Ram ProMaster cargo vanSimilar to the full-size van offering, the ProMaster City features Uconnect 5.0 and a standard backup camera. The van also features sliding and back door window grates available in vans without partitions. 

Both models include an augmented reality mobile app to give customers a better idea of different height and storage configurations for each van.

Highlights for the 2018 ProMaster City include:

  • Available in two-seat Tradesman cargo van and five-seat passenger wagon configurations in two different trims (Tradesman and SLT)
  • Fuel economy of 29 miles per gallon
  • 178 horsepower and 174 lb.-ft. of torque mated to an exclusive nine-speed automatic transmission
  • Cargo width and length – 60.4 inches and 87.2 inches
  • Distance between wheel wells – 48.4 inches
  • Wheelbase – 122.4 inches
  • Cargo area width of 60.4 inches, a cargo area height of 51.8 inches and a step-in height of 21.5 inches

During an interview with Fleet Owner at FCA’s What’s New event at the Chelsea Proving Grounds back in June, Sowers noted that for the past two years, sales of larger heavy-duty vans experienced double-digit growth even though sales in the small van segment in North America plateaued. He attributed larger van growth to low fuel prices and fleets’ need for better payload capability.

Sowers explained that over three to five years of use and operation, vans get heavier and heavier a little bit at a time with more vocational use. So where a fleet manager may have spec’d the vehicle properly to start with, over time, it starts to stretch the limits of the payload.

“With cheap fuel prices it’s easier to go back to a large van and solve that problem,” Sowers stressed. “What we’re seeing now is that there are some customers that switching back into large van and certainly from a growth perspective the large van segment is growing more than the small van segment.”

Because of this trend, Ram has seen a significant uptick of its ProMaster vans.
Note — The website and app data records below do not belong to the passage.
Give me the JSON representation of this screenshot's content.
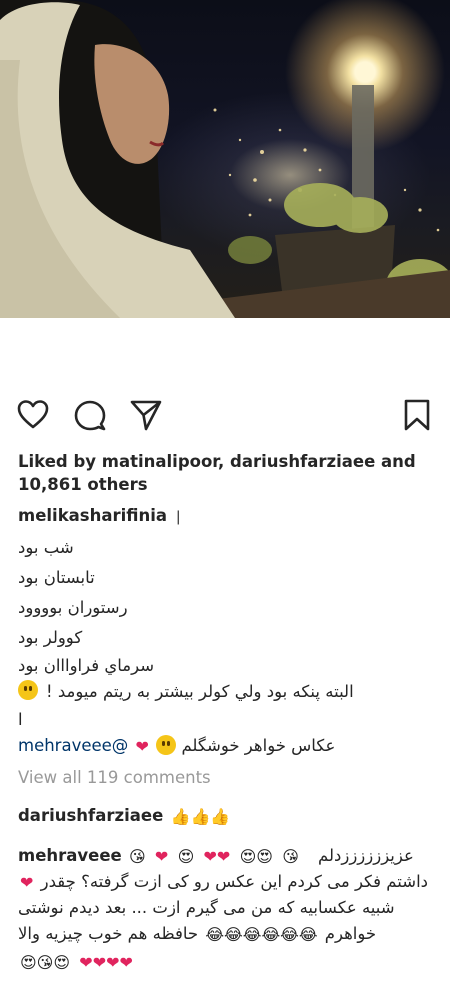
{
  "post": {
    "likes_line1": "Liked by matinalipoor, dariushfarziaee and",
    "likes_line2": "10,861 others",
    "caption_username": "melikasharifinia",
    "caption_lines": [
      "شب بود",
      "تابستان بود",
      "رستوران بوووود",
      "کوولر بود",
      "سرماي فراوااان بود",
      "البته پنکه بود ولي کولر بيشتر به ريتم ميومد !",
      "ا"
    ],
    "view_all_comments": "View all 119 comments"
  },
  "comments": [
    {
      "username": "mehraveee@",
      "text": "عكاس خواهر خوشگلم"
    },
    {
      "username": "dariushfarziaee",
      "text": "👍👍👍"
    },
    {
      "username": "mehraveee",
      "lines": [
        "عزیززززززدلم",
        "داشتم فکر می کردم این عکس رو کی ازت گرفته؟ چقدر",
        "شبیه عکسابیه که من می گیرم ازت ... بعد دیدم نوشتی",
        "خواهرم",
        "حافظه هم خوب چیزیه والا"
      ]
    }
  ],
  "icons": [
    "heart-icon",
    "comment-icon",
    "share-icon",
    "bookmark-icon"
  ],
  "colors": {
    "text": "#262626",
    "muted": "#999999",
    "link": "#003569",
    "heart": "#e0245e"
  }
}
Sowers noted that its van segment experienced growth of over 30% year to date in its sales from last year.

Another trend Sowers has seen at Ram is that fleets are making more rational decisions when it comes to purchasing commercial vans because there are more choices in the market. Fleet managers are now focusing more on a van’s capability, efficiency or cost of ownership, and reliability.